Atopic eczema is likely to be caused by a combination of things.
People with atopic eczema often have very dry skin because their skin is unable to retain much moisture. This dryness may make the skin more likely to react to certain triggers, causing it to become red and itchy.
You may be born with an increased likelihood of developing atopic eczema because of the genes you inherit from your parents.
Research has shown children who have one or both parents with atopic eczema, or who have other siblings with eczema, are more likely to develop it themselves.
Atopic eczema isn't infectious, so it can't be passed on through close contact.
There are a number of things that may trigger your eczema symptoms. These can vary from person to person.
Common triggers include:
- irritants – such as soaps and detergents, including shampoo, washing up liquid and bubble bath

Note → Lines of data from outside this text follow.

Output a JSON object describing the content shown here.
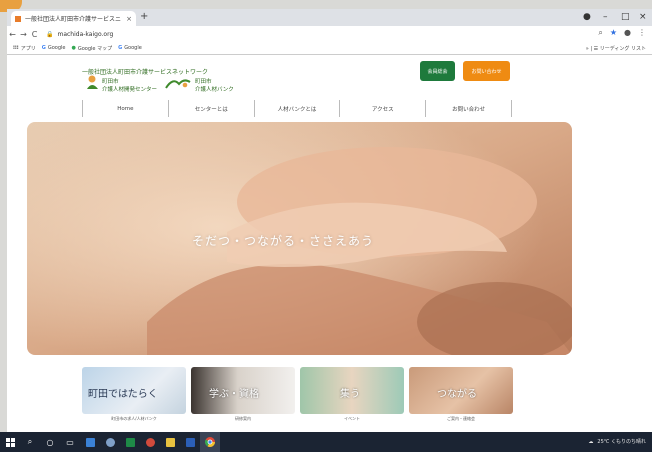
{
  "browser": {
    "tab_title": "一般社団法人町田市介護サービスニ",
    "tab_close": "×",
    "new_tab": "+",
    "window_controls": [
      "●",
      "–",
      "□",
      "×"
    ],
    "nav": {
      "back": "←",
      "forward": "→",
      "reload": "C"
    },
    "url": "machida-kaigo.org",
    "toolbar_icons": [
      "search-icon",
      "star-icon",
      "account-icon",
      "menu-icon"
    ],
    "toolbar_glyphs": [
      "⌕",
      "★",
      "●",
      "⋮"
    ],
    "bookmarks": [
      {
        "icon": "apps-icon",
        "label": "アプリ"
      },
      {
        "icon": "google-icon",
        "label": "Google"
      },
      {
        "icon": "maps-icon",
        "label": "Google マップ"
      },
      {
        "icon": "google-icon",
        "label": "Google"
      }
    ],
    "reading_list": "» | ☰ リーディング リスト"
  },
  "site": {
    "org_name": "一般社団法人町田市介護サービスネットワーク",
    "logo1": {
      "line1": "町田市",
      "line2": "介護人材開発センター"
    },
    "logo2": {
      "line1": "町田市",
      "line2": "介護人材バンク"
    },
    "btn_member": "会員総会",
    "btn_contact": "お問い合わせ",
    "nav": [
      "Home",
      "センターとは",
      "人材バンクとは",
      "アクセス",
      "お問い合わせ"
    ],
    "hero_text": "そだつ・つながる・ささえあう",
    "cards": [
      {
        "title": "町田ではたらく",
        "caption": "町田市の求人/人材バンク"
      },
      {
        "title": "学ぶ・資格",
        "caption": "研修案内"
      },
      {
        "title": "集う",
        "caption": "イベント"
      },
      {
        "title": "つながる",
        "caption": "ご案内・連絡会"
      }
    ],
    "colors": {
      "green": "#1e7a3c",
      "orange": "#ef8b12",
      "text_green": "#2e6b1f"
    }
  },
  "taskbar": {
    "tray_text": "25℃ くもりのち晴れ",
    "icons": [
      "windows-icon",
      "search-icon",
      "cortana-icon",
      "task-view-icon",
      "store-icon",
      "paint-icon",
      "spreadsheet-icon",
      "photos-icon",
      "explorer-icon",
      "word-icon",
      "chrome-icon"
    ]
  }
}
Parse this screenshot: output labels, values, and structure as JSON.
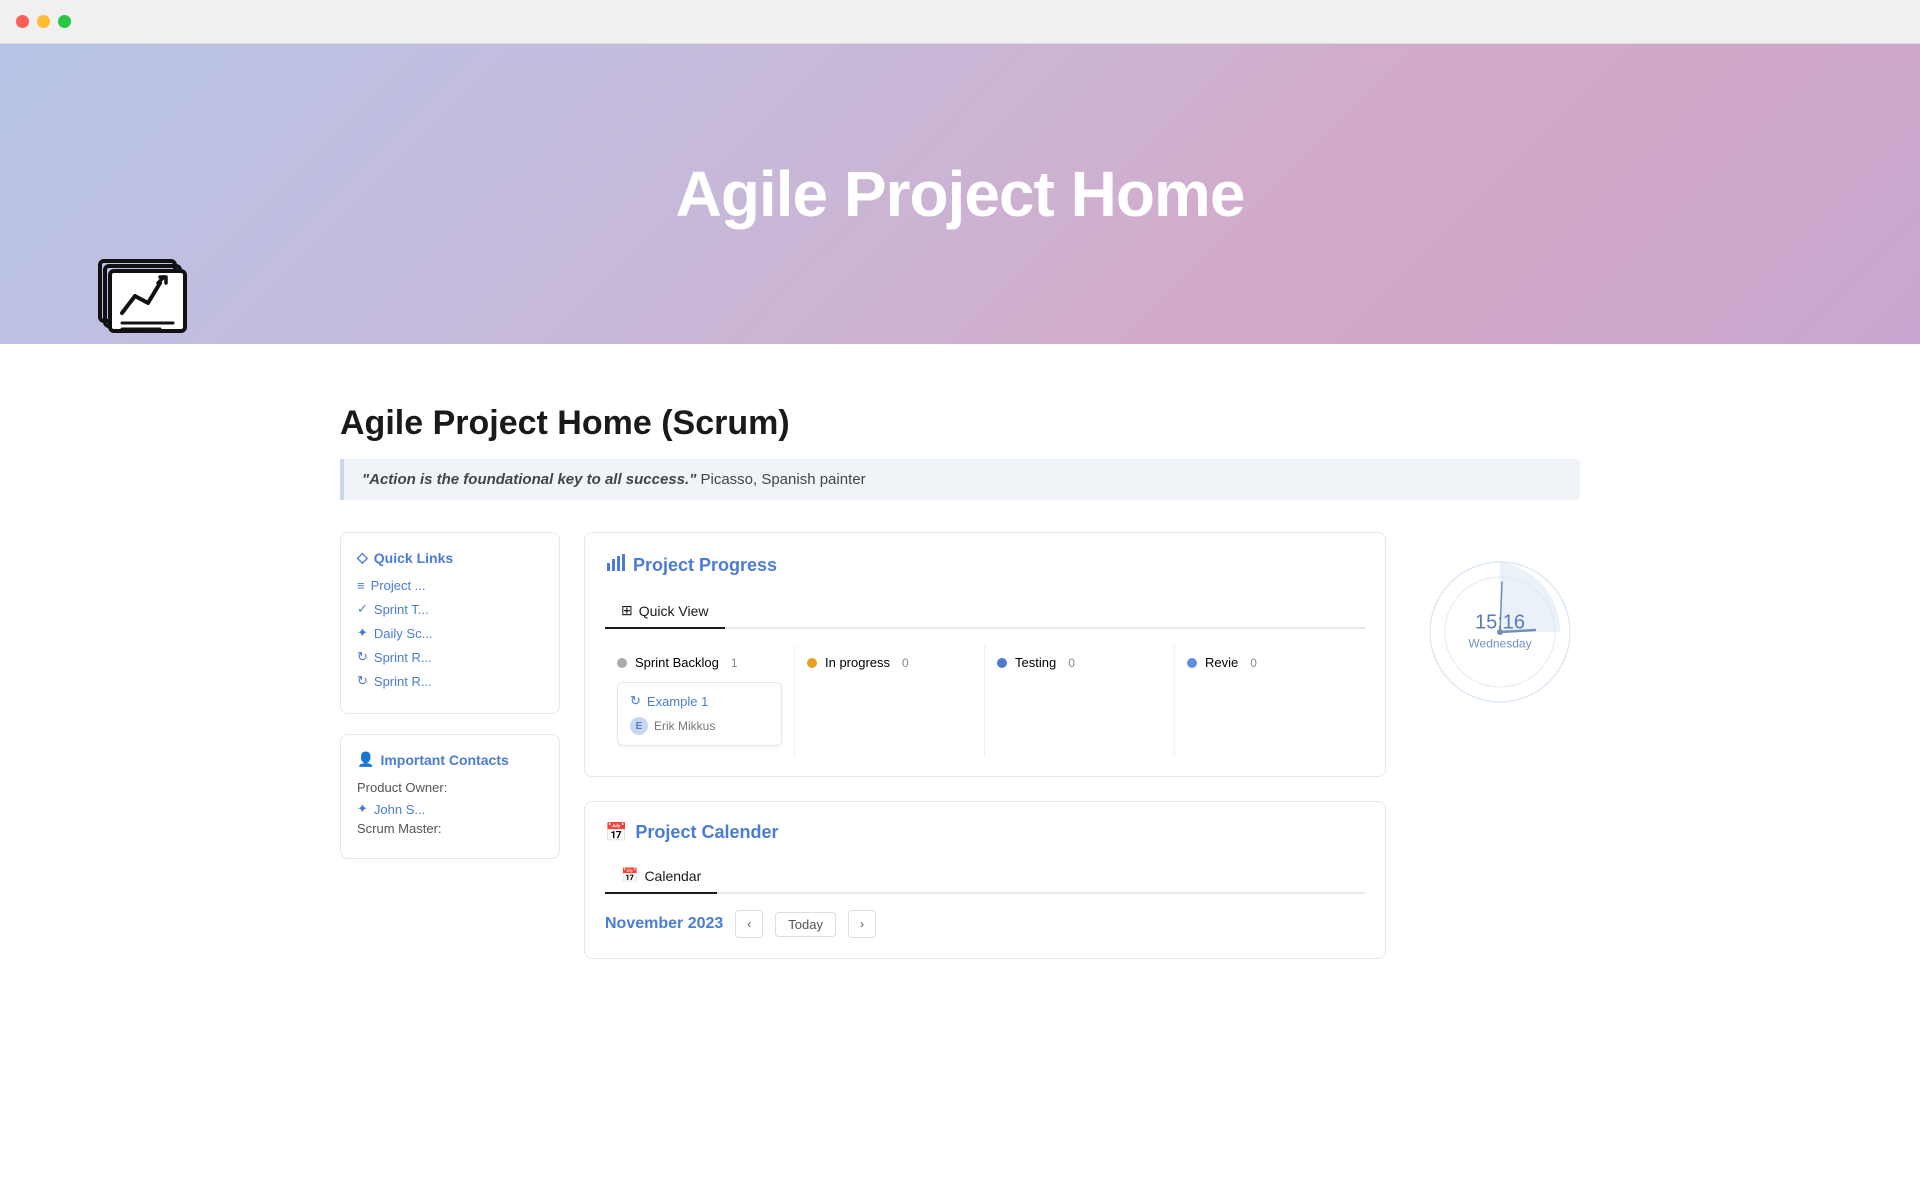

- environmental factors or allergens – such as cold and dry weather, dampness, and more specific things such as house dust mites, pet fur, pollen and moulds
- food allergies – such as allergies to cows' milk, eggs, peanuts, soya or wheat
- certain materials worn next to the skin – such as wool and synthetic fabrics
- hormonal changes – women may find their symptoms get worse in the days before their period or during pregnancy
- skin infections
Some people also report their symptoms get worse when the air is dry or dusty, or when they are stressed, sweaty, or too hot or too cold.
If you're diagnosed with atopic eczema, your GP will work with you to try to identify any triggers for your symptoms.
Page last reviewed: 2 December 2016
Next review due: 2 December 2019